Segment Open
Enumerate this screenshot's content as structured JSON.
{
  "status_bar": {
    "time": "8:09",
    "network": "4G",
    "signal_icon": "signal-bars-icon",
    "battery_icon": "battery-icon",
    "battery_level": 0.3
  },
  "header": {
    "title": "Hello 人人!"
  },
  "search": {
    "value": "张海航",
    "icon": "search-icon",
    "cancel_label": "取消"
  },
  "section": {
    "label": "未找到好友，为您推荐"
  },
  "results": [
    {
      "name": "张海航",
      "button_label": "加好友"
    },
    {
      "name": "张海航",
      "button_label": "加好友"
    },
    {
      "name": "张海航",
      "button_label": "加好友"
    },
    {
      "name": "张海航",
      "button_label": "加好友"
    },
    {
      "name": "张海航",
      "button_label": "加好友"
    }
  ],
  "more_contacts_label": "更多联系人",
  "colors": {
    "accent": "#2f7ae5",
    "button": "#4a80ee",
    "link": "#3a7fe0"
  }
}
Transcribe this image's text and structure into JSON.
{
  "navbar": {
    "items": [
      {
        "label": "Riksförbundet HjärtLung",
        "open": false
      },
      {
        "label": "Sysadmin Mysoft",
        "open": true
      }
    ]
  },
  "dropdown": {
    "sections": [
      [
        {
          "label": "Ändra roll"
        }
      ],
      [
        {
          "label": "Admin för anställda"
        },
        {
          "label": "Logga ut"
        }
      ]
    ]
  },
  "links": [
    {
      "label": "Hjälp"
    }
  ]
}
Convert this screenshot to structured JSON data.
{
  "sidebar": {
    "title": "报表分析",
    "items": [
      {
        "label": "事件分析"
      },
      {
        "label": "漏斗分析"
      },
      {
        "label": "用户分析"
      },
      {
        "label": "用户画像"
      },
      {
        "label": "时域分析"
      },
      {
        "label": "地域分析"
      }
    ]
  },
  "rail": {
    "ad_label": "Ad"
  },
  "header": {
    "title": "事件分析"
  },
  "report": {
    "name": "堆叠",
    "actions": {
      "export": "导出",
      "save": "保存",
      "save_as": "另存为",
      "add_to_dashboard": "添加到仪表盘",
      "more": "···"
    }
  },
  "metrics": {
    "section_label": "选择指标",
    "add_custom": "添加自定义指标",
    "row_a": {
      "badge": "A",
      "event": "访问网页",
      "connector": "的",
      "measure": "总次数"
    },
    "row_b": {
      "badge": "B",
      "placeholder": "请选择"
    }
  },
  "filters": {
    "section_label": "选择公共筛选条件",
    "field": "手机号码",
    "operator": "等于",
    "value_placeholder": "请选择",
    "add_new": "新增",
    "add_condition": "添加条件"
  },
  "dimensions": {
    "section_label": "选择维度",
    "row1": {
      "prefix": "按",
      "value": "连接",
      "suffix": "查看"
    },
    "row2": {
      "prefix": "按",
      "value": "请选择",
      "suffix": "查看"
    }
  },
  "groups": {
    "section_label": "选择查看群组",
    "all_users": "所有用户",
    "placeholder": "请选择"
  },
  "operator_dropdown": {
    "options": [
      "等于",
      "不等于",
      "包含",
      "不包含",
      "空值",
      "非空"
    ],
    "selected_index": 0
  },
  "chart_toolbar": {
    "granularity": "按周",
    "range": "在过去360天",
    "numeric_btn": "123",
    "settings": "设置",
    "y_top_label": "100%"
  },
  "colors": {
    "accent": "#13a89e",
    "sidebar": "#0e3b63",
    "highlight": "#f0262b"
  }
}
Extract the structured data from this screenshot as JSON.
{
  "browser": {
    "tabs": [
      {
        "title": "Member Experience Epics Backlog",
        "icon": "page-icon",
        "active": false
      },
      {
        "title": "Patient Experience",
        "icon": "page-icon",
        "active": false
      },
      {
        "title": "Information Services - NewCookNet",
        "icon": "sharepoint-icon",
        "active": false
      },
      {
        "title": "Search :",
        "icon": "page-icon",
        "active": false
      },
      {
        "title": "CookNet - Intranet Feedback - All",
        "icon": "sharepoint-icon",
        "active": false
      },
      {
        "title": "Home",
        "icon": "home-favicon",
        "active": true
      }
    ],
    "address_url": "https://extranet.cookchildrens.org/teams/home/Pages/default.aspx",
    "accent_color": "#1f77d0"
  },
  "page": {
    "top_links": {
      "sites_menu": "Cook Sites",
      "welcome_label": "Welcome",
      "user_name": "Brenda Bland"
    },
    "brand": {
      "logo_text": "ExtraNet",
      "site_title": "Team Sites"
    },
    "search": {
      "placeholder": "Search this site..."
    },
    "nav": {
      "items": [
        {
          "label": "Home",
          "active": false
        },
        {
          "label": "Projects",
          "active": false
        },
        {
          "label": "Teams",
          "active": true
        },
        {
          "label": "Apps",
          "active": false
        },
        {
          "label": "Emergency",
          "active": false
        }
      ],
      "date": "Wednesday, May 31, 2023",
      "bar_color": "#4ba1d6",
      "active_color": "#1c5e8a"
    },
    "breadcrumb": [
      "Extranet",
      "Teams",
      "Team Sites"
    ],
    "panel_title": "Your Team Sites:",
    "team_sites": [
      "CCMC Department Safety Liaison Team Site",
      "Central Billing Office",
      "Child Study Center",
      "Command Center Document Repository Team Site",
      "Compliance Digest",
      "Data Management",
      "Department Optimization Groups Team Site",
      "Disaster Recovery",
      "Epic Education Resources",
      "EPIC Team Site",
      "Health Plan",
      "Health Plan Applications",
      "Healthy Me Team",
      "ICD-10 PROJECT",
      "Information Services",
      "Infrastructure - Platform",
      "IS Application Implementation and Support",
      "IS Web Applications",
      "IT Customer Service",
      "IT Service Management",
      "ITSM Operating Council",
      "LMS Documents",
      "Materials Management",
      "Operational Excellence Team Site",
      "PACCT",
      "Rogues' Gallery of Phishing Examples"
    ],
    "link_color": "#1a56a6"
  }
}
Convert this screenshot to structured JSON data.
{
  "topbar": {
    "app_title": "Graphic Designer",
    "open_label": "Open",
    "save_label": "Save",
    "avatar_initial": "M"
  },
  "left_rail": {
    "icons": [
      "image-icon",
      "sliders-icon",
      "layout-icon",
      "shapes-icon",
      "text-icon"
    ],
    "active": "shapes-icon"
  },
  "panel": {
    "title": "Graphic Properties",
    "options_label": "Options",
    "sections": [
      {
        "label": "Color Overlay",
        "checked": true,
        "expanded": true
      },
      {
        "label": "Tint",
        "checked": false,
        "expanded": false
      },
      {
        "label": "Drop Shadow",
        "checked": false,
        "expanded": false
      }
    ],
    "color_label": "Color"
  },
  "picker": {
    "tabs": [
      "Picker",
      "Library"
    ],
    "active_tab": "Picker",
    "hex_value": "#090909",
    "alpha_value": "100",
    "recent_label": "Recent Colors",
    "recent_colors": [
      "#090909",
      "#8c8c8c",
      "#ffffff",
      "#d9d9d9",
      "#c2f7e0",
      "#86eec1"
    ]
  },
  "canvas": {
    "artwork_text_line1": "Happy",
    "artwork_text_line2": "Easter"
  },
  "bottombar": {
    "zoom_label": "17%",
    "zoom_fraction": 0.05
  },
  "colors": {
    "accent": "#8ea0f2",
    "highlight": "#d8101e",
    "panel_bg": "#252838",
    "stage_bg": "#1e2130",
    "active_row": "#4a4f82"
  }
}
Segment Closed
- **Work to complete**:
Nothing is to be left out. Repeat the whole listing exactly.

- **Output below**:
Enumerate this screenshot's content as structured JSON.
{
  "status_bar": {
    "time": "8:09",
    "network": "4G",
    "signal_icon": "signal-bars-icon",
    "battery_icon": "battery-icon",
    "battery_level": 0.3
  },
  "header": {
    "title": "Hello 人人!"
  },
  "search": {
    "value": "张海航",
    "icon": "search-icon",
    "cancel_label": "取消"
  },
  "section": {
    "label": "未找到好友，为您推荐"
  },
  "results": [
    {
      "name": "张海航",
      "button_label": "加好友"
    },
    {
      "name": "张海航",
      "button_label": "加好友"
    },
    {
      "name": "张海航",
      "button_label": "加好友"
    },
    {
      "name": "张海航",
      "button_label": "加好友"
    },
    {
      "name": "张海航",
      "button_label": "加好友"
    }
  ],
  "more_contacts_label": "更多联系人",
  "colors": {
    "accent": "#2f7ae5",
    "button": "#4a80ee",
    "link": "#3a7fe0"
  }
}
Transcribe this image's text and structure into JSON.
{
  "navbar": {
    "items": [
      {
        "label": "Riksförbundet HjärtLung",
        "open": false
      },
      {
        "label": "Sysadmin Mysoft",
        "open": true
      }
    ]
  },
  "dropdown": {
    "sections": [
      [
        {
          "label": "Ändra roll"
        }
      ],
      [
        {
          "label": "Admin för anställda"
        },
        {
          "label": "Logga ut"
        }
      ]
    ]
  },
  "links": [
    {
      "label": "Hjälp"
    }
  ]
}
Convert this screenshot to structured JSON data.
{
  "sidebar": {
    "title": "报表分析",
    "items": [
      {
        "label": "事件分析"
      },
      {
        "label": "漏斗分析"
      },
      {
        "label": "用户分析"
      },
      {
        "label": "用户画像"
      },
      {
        "label": "时域分析"
      },
      {
        "label": "地域分析"
      }
    ]
  },
  "rail": {
    "ad_label": "Ad"
  },
  "header": {
    "title": "事件分析"
  },
  "report": {
    "name": "堆叠",
    "actions": {
      "export": "导出",
      "save": "保存",
      "save_as": "另存为",
      "add_to_dashboard": "添加到仪表盘",
      "more": "···"
    }
  },
  "metrics": {
    "section_label": "选择指标",
    "add_custom": "添加自定义指标",
    "row_a": {
      "badge": "A",
      "event": "访问网页",
      "connector": "的",
      "measure": "总次数"
    },
    "row_b": {
      "badge": "B",
      "placeholder": "请选择"
    }
  },
  "filters": {
    "section_label": "选择公共筛选条件",
    "field": "手机号码",
    "operator": "等于",
    "value_placeholder": "请选择",
    "add_new": "新增",
    "add_condition": "添加条件"
  },
  "dimensions": {
    "section_label": "选择维度",
    "row1": {
      "prefix": "按",
      "value": "连接",
      "suffix": "查看"
    },
    "row2": {
      "prefix": "按",
      "value": "请选择",
      "suffix": "查看"
    }
  },
  "groups": {
    "section_label": "选择查看群组",
    "all_users": "所有用户",
    "placeholder": "请选择"
  },
  "operator_dropdown": {
    "options": [
      "等于",
      "不等于",
      "包含",
      "不包含",
      "空值",
      "非空"
    ],
    "selected_index": 0
  },
  "chart_toolbar": {
    "granularity": "按周",
    "range": "在过去360天",
    "numeric_btn": "123",
    "settings": "设置",
    "y_top_label": "100%"
  },
  "colors": {
    "accent": "#13a89e",
    "sidebar": "#0e3b63",
    "highlight": "#f0262b"
  }
}
Extract the structured data from this screenshot as JSON.
{
  "browser": {
    "tabs": [
      {
        "title": "Member Experience Epics Backlog",
        "icon": "page-icon",
        "active": false
      },
      {
        "title": "Patient Experience",
        "icon": "page-icon",
        "active": false
      },
      {
        "title": "Information Services - NewCookNet",
        "icon": "sharepoint-icon",
        "active": false
      },
      {
        "title": "Search :",
        "icon": "page-icon",
        "active": false
      },
      {
        "title": "CookNet - Intranet Feedback - All",
        "icon": "sharepoint-icon",
        "active": false
      },
      {
        "title": "Home",
        "icon": "home-favicon",
        "active": true
      }
    ],
    "address_url": "https://extranet.cookchildrens.org/teams/home/Pages/default.aspx",
    "accent_color": "#1f77d0"
  },
  "page": {
    "top_links": {
      "sites_menu": "Cook Sites",
      "welcome_label": "Welcome",
      "user_name": "Brenda Bland"
    },
    "brand": {
      "logo_text": "ExtraNet",
      "site_title": "Team Sites"
    },
    "search": {
      "placeholder": "Search this site..."
    },
    "nav": {
      "items": [
        {
          "label": "Home",
          "active": false
        },
        {
          "label": "Projects",
          "active": false
        },
        {
          "label": "Teams",
          "active": true
        },
        {
          "label": "Apps",
          "active": false
        },
        {
          "label": "Emergency",
          "active": false
        }
      ],
      "date": "Wednesday, May 31, 2023",
      "bar_color": "#4ba1d6",
      "active_color": "#1c5e8a"
    },
    "breadcrumb": [
      "Extranet",
      "Teams",
      "Team Sites"
    ],
    "panel_title": "Your Team Sites:",
    "team_sites": [
      "CCMC Department Safety Liaison Team Site",
      "Central Billing Office",
      "Child Study Center",
      "Command Center Document Repository Team Site",
      "Compliance Digest",
      "Data Management",
      "Department Optimization Groups Team Site",
      "Disaster Recovery",
      "Epic Education Resources",
      "EPIC Team Site",
      "Health Plan",
      "Health Plan Applications",
      "Healthy Me Team",
      "ICD-10 PROJECT",
      "Information Services",
      "Infrastructure - Platform",
      "IS Application Implementation and Support",
      "IS Web Applications",
      "IT Customer Service",
      "IT Service Management",
      "ITSM Operating Council",
      "LMS Documents",
      "Materials Management",
      "Operational Excellence Team Site",
      "PACCT",
      "Rogues' Gallery of Phishing Examples"
    ],
    "link_color": "#1a56a6"
  }
}
Convert this screenshot to structured JSON data.
{
  "topbar": {
    "app_title": "Graphic Designer",
    "open_label": "Open",
    "save_label": "Save",
    "avatar_initial": "M"
  },
  "left_rail": {
    "icons": [
      "image-icon",
      "sliders-icon",
      "layout-icon",
      "shapes-icon",
      "text-icon"
    ],
    "active": "shapes-icon"
  },
  "panel": {
    "title": "Graphic Properties",
    "options_label": "Options",
    "sections": [
      {
        "label": "Color Overlay",
        "checked": true,
        "expanded": true
      },
      {
        "label": "Tint",
        "checked": false,
        "expanded": false
      },
      {
        "label": "Drop Shadow",
        "checked": false,
        "expanded": false
      }
    ],
    "color_label": "Color"
  },
  "picker": {
    "tabs": [
      "Picker",
      "Library"
    ],
    "active_tab": "Picker",
    "hex_value": "#090909",
    "alpha_value": "100",
    "recent_label": "Recent Colors",
    "recent_colors": [
      "#090909",
      "#8c8c8c",
      "#ffffff",
      "#d9d9d9",
      "#c2f7e0",
      "#86eec1"
    ]
  },
  "canvas": {
    "artwork_text_line1": "Happy",
    "artwork_text_line2": "Easter"
  },
  "bottombar": {
    "zoom_label": "17%",
    "zoom_fraction": 0.05
  },
  "colors": {
    "accent": "#8ea0f2",
    "highlight": "#d8101e",
    "panel_bg": "#252838",
    "stage_bg": "#1e2130",
    "active_row": "#4a4f82"
  }
}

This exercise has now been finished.